As already suggested, you must, must, must read his two books. The Meryle Secrest bio is also terrific. While I agree with you on the actual performance of "I'm Still Here," I thought the visuals were spectacular--and really the point of the song (since it's been done to death by so many). Those women WERE the "woman" he was singing about, and they knew it. The one shot of the youngest woman at the end, when she looks around and realizes what she may become (or what she might already be) just floored me. It also proved to me that Lapine could easily be a movie director. I know how I'm marking my Emmy ballot next year.

Kenneth Kleemann said...

In response to Igor, I don't think Send In The Clowns is as sad as any song can be. Check out Gloomy Sunday, aka The Hungarian Suicide Song which was reportedly banned by BBC radio for some years.

My favorite version is this one:

http://youtu.be/dDQfhnk309s

Now don't any of you fine folks go commit suicide.

Kenneth Kleemann said...

And as for what makes it sad, slow tempo and a minor key.

Anonymous said...

Except it is in Dflat major.

Igor said...

@Kenneth Kleemann,

Thanks, but IMO it's not even close.

Maybe the lyrics of that song are troubling, but apart from the lyrics, the music is merely... melancholy?

Greg Ehrbar said...

"Is That All There Is?" which was a huge hit for Peggy Lee in 1968, has to be one of the most depressing records ever. In fact, some call it the "Suicide Song."

But I think the recording is more sad than the song due to Randy Newman's gut-wrenching string arrangment, especially in the last verse. Moaning, weeping, pleading. Yikes.

(Quick, change the station and see if someone's playing "Shrimp Boats!")

Lorimartian said...

I'm glad you wrote about this, Ken. I probably would have come across it in time, but now I'll seek it out. I can't believe he's 83 years old. From the little I've read, it's so ironic that the mother who regretted his birth inadvertently laid the groundwork for his stunning success when she befriended the Hammerstein family.

Thanks for calling attention to this program.

jbryant said...

Chris: James Lapine did direct a couple of feature films in the '90s, IMPROMPTU and LIFE WITH MIKEY, both decent. Also a couple of TV movies and an American Playhouse production of his and Sondheim's INTO THE WOODS.

scottmc said...

I don't receive HBO but a movie house in New York is showing it. Twice I have taken my daughter to CD signings at which Sondheim appeared . On both occasions he was very generous and gracious to her.
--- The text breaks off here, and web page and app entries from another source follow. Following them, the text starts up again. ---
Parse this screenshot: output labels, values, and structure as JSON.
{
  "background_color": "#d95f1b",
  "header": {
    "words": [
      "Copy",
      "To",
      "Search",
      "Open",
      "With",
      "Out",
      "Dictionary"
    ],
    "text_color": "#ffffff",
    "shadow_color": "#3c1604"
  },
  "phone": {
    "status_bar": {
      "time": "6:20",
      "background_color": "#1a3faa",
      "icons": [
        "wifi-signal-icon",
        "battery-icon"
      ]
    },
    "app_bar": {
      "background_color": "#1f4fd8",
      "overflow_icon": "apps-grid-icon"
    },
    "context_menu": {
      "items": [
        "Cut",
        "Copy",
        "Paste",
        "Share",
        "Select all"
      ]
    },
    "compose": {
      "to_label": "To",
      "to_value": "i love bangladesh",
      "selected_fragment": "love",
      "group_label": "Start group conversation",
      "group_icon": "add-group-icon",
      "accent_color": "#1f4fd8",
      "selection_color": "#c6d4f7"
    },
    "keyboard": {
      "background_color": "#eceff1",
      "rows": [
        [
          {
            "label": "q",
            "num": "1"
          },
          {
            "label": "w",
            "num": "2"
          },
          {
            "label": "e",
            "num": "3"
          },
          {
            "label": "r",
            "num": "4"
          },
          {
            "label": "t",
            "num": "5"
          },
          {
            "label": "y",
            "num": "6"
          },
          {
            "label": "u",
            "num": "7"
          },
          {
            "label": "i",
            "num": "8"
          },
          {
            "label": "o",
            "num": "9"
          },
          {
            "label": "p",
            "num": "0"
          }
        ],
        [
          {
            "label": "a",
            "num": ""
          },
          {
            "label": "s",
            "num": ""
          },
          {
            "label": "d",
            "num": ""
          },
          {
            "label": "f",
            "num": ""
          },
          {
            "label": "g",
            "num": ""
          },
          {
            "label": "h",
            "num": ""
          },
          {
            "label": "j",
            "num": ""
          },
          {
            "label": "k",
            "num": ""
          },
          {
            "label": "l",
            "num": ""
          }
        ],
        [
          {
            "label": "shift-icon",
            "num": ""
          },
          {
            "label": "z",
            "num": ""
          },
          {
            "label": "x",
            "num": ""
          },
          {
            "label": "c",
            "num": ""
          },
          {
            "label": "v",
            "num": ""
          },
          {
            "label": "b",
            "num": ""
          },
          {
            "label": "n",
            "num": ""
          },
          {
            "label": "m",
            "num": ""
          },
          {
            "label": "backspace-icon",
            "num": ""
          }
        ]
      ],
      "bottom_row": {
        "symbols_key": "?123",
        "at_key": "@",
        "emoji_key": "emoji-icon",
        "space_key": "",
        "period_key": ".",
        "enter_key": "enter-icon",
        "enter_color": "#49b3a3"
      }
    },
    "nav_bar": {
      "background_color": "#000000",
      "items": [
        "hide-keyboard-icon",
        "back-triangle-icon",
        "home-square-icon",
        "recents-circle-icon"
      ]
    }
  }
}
She is only 8 but he made a lifetime impression on her. (Sondheim also made a memorable appearance on 'The Simpsons'.)

joanneinjax said...

Watched this last night and was mesmerized, with the exception of Jarvis whoever. Sondheim was fascinating and the performances - for the most part - were great.

Thanks for reminding me it was on.

SymphonyScott said...

Credit or blame for the Jarvis Cocker "I'm Still Here" segment goes to terrifically talented director Todd Haynes. I'm in the "credit" camp myself -- I thought it was perfectly cast (absolutely agree with Chris above) and wonderfully shot. Loved the whole documentary, in fact. Anyone know if it's Oscar-eligible?

Anonymous said...

Just catching up on this on demand and the "I'm Still Here" portion was by far the most successful segment. It involved actual, non-literal interpretation of the song, not just an easy belt for an already much-loved diva.

rafael storm said...

"...by Jarvis Cocker sung in a decedent pre-war Berlin setting."

Did you mean "decadent"? "Decedent" is a word, but in this context?